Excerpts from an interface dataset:
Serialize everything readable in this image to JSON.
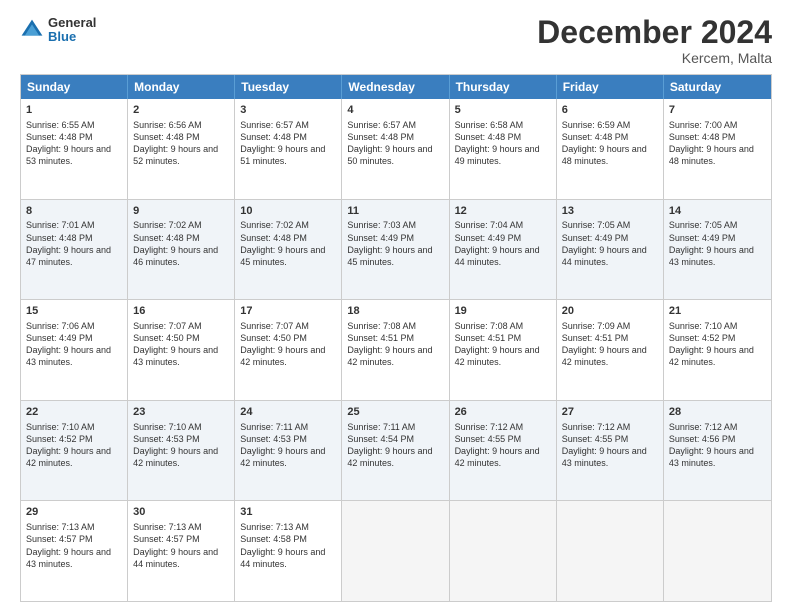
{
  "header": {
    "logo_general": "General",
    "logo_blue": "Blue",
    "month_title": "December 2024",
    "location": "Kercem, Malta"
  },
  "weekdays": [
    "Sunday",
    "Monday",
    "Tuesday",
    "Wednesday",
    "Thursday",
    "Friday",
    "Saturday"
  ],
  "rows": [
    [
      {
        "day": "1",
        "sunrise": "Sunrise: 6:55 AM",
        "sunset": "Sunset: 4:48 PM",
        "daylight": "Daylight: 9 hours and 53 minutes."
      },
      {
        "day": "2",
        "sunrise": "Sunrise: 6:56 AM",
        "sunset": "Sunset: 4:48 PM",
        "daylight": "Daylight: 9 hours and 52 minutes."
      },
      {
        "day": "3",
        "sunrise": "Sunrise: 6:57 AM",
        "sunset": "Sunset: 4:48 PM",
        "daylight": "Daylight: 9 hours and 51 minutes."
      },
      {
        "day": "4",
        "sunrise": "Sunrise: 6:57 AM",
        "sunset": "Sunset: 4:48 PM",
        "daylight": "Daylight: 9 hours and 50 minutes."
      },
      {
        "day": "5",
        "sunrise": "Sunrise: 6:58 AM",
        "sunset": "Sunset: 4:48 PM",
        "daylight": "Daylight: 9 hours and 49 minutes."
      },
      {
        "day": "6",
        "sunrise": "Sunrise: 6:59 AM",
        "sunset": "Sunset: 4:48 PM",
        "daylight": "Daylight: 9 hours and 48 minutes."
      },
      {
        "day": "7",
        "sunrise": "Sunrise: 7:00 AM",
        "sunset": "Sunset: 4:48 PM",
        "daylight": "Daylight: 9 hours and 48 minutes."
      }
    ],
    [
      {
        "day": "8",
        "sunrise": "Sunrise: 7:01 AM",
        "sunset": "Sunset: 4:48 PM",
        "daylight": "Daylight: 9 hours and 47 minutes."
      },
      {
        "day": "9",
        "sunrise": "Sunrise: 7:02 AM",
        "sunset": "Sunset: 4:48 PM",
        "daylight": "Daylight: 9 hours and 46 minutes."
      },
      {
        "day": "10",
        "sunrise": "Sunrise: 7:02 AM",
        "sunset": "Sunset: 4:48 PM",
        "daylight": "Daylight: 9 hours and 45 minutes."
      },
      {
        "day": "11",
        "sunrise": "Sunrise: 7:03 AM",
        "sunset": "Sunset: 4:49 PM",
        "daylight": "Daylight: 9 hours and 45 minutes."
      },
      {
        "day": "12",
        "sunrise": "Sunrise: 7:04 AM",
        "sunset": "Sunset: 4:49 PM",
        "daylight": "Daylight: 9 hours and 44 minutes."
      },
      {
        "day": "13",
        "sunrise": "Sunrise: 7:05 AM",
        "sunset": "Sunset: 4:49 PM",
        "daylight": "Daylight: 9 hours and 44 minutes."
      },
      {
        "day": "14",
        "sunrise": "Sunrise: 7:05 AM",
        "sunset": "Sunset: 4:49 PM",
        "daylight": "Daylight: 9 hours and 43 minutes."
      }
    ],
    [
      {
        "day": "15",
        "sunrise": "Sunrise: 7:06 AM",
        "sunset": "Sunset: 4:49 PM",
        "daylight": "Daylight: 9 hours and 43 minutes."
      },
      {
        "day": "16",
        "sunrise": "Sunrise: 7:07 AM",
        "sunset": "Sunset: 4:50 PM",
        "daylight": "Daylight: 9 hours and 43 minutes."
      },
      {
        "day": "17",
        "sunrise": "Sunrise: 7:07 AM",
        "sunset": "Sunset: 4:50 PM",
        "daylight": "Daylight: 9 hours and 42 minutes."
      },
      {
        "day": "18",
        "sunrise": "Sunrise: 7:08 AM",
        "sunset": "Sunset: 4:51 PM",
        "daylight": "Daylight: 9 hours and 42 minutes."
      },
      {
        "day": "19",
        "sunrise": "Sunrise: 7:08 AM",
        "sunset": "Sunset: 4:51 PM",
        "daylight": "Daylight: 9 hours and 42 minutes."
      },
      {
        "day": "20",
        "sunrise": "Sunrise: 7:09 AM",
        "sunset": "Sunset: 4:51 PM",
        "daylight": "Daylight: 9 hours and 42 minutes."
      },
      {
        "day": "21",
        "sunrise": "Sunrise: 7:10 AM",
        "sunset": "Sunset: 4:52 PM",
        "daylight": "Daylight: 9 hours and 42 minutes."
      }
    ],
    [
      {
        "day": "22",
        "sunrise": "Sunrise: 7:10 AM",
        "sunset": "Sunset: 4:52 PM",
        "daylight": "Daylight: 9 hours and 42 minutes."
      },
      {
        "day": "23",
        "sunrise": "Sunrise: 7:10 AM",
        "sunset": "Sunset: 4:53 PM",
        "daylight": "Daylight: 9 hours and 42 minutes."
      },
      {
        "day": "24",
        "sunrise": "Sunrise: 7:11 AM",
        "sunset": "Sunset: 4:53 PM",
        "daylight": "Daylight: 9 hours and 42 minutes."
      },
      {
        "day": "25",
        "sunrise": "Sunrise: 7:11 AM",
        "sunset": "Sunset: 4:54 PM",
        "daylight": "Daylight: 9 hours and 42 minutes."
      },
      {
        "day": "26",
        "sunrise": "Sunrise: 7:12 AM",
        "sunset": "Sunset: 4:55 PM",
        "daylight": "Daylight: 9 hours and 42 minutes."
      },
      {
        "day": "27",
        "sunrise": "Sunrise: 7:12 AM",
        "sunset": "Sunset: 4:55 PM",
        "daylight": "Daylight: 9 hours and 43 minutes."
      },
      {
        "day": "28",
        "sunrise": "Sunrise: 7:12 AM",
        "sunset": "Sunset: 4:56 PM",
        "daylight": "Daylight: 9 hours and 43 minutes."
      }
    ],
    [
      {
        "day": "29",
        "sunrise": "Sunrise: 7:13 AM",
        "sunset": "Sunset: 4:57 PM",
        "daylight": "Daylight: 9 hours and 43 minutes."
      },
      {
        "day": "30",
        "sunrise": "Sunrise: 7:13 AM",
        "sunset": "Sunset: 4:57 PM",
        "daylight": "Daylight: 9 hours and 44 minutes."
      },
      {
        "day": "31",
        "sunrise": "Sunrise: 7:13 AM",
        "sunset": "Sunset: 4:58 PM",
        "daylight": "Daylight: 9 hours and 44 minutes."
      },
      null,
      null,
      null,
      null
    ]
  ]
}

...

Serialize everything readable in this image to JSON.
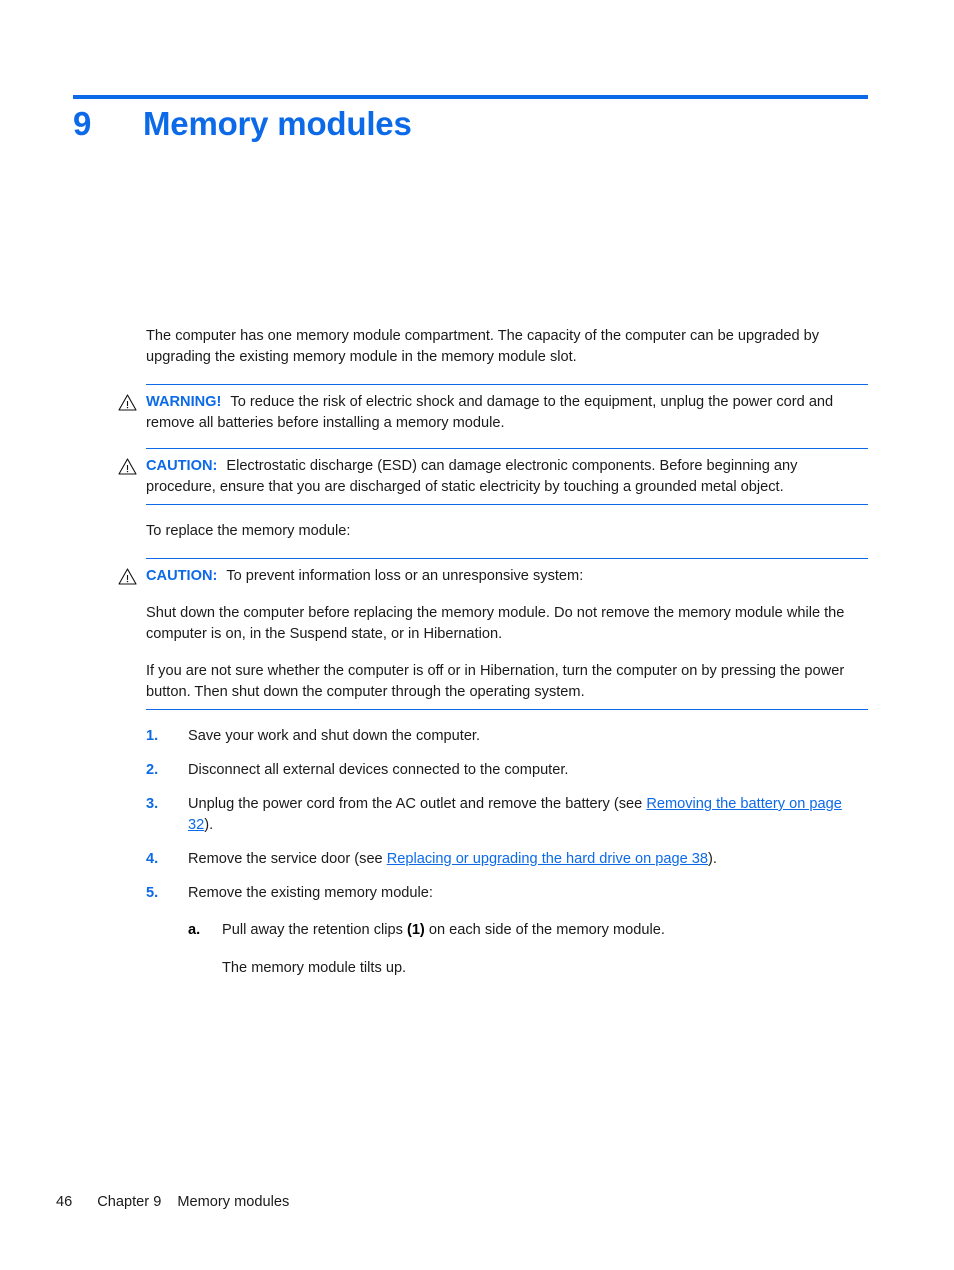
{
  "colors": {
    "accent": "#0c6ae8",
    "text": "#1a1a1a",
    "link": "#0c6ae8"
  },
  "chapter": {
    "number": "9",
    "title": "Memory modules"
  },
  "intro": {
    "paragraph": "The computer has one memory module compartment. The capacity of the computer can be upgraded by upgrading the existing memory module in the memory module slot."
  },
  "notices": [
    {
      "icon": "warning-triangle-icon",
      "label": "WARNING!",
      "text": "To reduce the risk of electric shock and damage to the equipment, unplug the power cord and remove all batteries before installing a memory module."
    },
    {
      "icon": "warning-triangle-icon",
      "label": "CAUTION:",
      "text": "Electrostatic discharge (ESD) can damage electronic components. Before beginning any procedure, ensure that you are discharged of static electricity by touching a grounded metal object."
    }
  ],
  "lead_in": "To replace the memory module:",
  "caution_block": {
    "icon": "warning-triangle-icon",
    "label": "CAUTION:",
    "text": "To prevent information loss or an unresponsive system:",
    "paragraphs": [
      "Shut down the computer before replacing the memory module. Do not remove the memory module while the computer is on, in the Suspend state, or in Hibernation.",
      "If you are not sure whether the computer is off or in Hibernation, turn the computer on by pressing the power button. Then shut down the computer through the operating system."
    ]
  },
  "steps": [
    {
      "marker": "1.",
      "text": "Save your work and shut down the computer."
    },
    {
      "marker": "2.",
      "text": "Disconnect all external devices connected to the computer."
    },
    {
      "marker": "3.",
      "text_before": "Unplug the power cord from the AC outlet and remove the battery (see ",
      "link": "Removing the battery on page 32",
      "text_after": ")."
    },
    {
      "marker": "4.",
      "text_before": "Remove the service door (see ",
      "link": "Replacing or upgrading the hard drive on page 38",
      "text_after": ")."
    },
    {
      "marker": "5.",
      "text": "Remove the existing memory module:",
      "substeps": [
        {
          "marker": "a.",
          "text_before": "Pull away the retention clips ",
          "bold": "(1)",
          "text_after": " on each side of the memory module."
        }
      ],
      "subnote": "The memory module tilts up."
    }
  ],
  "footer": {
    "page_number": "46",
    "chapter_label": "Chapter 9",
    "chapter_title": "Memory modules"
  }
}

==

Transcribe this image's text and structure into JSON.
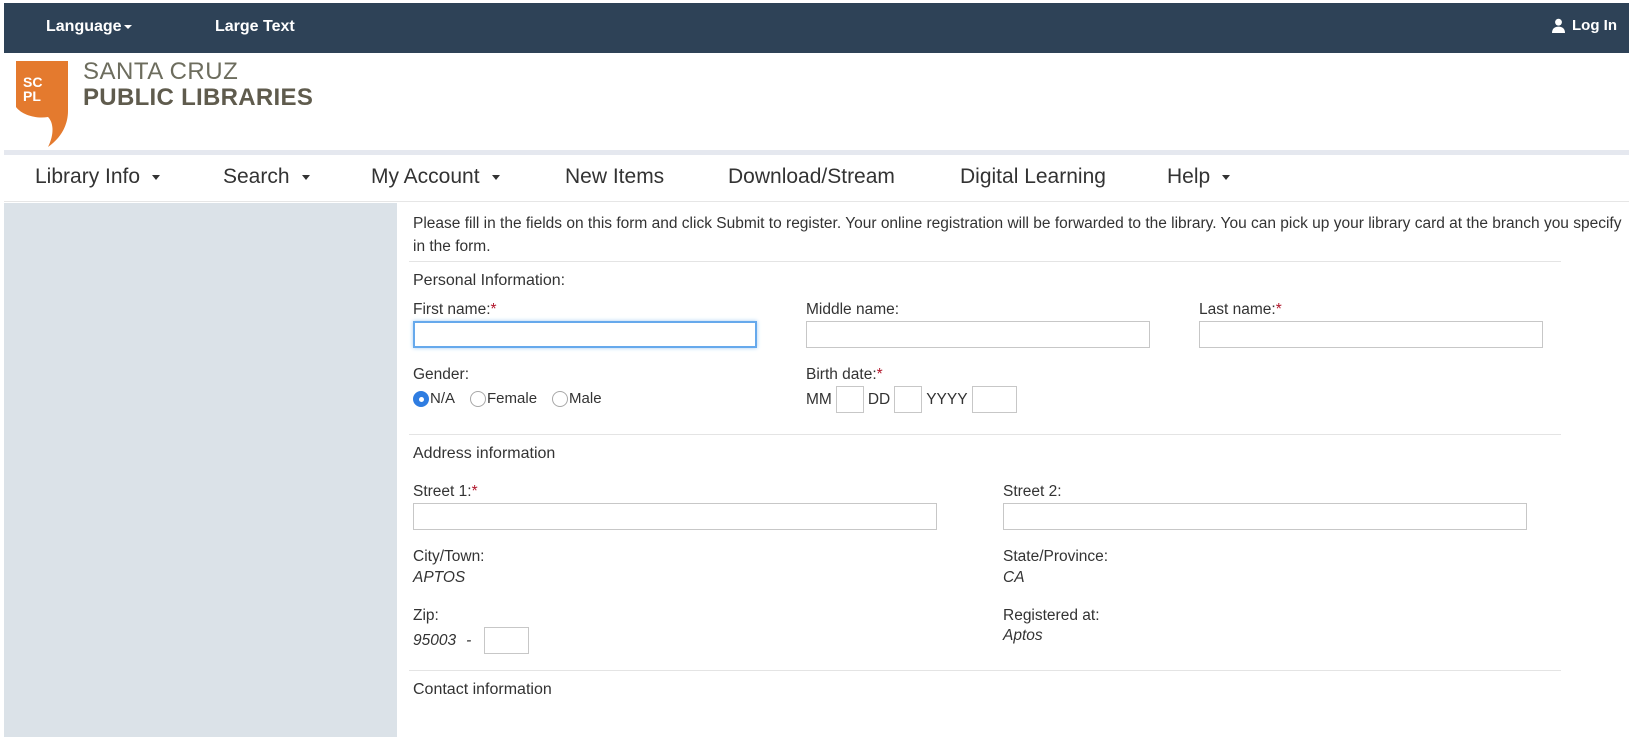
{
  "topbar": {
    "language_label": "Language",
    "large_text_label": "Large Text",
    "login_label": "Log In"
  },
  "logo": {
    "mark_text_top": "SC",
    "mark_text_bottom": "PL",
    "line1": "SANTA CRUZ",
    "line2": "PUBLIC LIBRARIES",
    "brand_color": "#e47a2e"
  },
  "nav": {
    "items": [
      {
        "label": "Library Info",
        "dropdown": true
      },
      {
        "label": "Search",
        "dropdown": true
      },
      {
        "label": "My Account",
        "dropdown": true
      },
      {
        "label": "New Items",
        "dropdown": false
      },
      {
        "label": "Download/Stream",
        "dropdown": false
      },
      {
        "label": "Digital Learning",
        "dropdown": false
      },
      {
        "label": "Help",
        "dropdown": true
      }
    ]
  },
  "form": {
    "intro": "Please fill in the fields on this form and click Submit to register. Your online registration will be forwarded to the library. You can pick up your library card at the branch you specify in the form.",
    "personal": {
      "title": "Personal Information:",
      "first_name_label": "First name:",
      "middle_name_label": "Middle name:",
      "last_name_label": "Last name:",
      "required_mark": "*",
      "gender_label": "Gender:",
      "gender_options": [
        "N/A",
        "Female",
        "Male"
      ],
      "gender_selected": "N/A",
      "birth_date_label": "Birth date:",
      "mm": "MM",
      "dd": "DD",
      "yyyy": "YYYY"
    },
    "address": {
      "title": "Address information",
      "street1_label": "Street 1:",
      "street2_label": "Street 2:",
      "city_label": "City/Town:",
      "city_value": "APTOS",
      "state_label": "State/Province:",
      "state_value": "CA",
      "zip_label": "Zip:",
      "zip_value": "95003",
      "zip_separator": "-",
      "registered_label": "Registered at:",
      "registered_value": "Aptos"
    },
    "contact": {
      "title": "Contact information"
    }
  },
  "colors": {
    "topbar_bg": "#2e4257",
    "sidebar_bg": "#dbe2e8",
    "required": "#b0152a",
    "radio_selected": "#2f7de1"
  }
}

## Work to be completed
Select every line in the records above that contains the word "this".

## Output
Serialize everything readable in this image to JSON.
Serialize everything readable in this image to JSON.
Transcribe this image's text and structure into JSON.
    "intro": "Please fill in the fields on this form and click Submit to register. Your online registration will be forwarded to the library. You can pick up your library card at the branch you specify in the form.",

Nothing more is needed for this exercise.